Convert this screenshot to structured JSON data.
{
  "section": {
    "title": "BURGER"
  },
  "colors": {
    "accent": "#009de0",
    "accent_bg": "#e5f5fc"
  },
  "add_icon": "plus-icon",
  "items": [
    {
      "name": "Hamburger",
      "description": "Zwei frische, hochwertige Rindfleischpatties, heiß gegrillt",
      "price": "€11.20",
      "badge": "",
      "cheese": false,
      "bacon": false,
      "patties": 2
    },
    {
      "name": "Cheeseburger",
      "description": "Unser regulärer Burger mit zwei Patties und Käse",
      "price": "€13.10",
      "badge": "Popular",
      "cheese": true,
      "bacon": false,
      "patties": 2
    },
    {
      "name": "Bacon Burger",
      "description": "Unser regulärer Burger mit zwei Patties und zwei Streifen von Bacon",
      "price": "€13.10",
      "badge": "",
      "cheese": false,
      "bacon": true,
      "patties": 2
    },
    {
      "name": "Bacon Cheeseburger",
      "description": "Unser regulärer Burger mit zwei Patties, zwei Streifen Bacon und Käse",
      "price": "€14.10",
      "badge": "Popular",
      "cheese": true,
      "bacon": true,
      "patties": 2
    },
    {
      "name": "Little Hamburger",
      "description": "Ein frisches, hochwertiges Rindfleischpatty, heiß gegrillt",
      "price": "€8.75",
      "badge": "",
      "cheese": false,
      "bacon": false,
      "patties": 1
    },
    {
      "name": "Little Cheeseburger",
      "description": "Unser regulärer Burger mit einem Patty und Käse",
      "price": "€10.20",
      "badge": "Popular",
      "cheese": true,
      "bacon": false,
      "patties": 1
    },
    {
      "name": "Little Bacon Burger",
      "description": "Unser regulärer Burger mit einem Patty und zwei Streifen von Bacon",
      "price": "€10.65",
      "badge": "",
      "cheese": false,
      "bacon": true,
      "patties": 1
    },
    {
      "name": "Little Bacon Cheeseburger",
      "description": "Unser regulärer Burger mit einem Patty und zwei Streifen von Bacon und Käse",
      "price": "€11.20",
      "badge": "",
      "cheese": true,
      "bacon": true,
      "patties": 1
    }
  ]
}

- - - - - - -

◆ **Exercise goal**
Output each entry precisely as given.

◆ **The answer**
Convert this screenshot to structured JSON data.
{
  "section": {
    "title": "BURGER"
  },
  "colors": {
    "accent": "#009de0",
    "accent_bg": "#e5f5fc"
  },
  "add_icon": "plus-icon",
  "items": [
    {
      "name": "Hamburger",
      "description": "Zwei frische, hochwertige Rindfleischpatties, heiß gegrillt",
      "price": "€11.20",
      "badge": "",
      "cheese": false,
      "bacon": false,
      "patties": 2
    },
    {
      "name": "Cheeseburger",
      "description": "Unser regulärer Burger mit zwei Patties und Käse",
      "price": "€13.10",
      "badge": "Popular",
      "cheese": true,
      "bacon": false,
      "patties": 2
    },
    {
      "name": "Bacon Burger",
      "description": "Unser regulärer Burger mit zwei Patties und zwei Streifen von Bacon",
      "price": "€13.10",
      "badge": "",
      "cheese": false,
      "bacon": true,
      "patties": 2
    },
    {
      "name": "Bacon Cheeseburger",
      "description": "Unser regulärer Burger mit zwei Patties, zwei Streifen Bacon und Käse",
      "price": "€14.10",
      "badge": "Popular",
      "cheese": true,
      "bacon": true,
      "patties": 2
    },
    {
      "name": "Little Hamburger",
      "description": "Ein frisches, hochwertiges Rindfleischpatty, heiß gegrillt",
      "price": "€8.75",
      "badge": "",
      "cheese": false,
      "bacon": false,
      "patties": 1
    },
    {
      "name": "Little Cheeseburger",
      "description": "Unser regulärer Burger mit einem Patty und Käse",
      "price": "€10.20",
      "badge": "Popular",
      "cheese": true,
      "bacon": false,
      "patties": 1
    },
    {
      "name": "Little Bacon Burger",
      "description": "Unser regulärer Burger mit einem Patty und zwei Streifen von Bacon",
      "price": "€10.65",
      "badge": "",
      "cheese": false,
      "bacon": true,
      "patties": 1
    },
    {
      "name": "Little Bacon Cheeseburger",
      "description": "Unser regulärer Burger mit einem Patty und zwei Streifen von Bacon und Käse",
      "price": "€11.20",
      "badge": "",
      "cheese": true,
      "bacon": true,
      "patties": 1
    }
  ]
}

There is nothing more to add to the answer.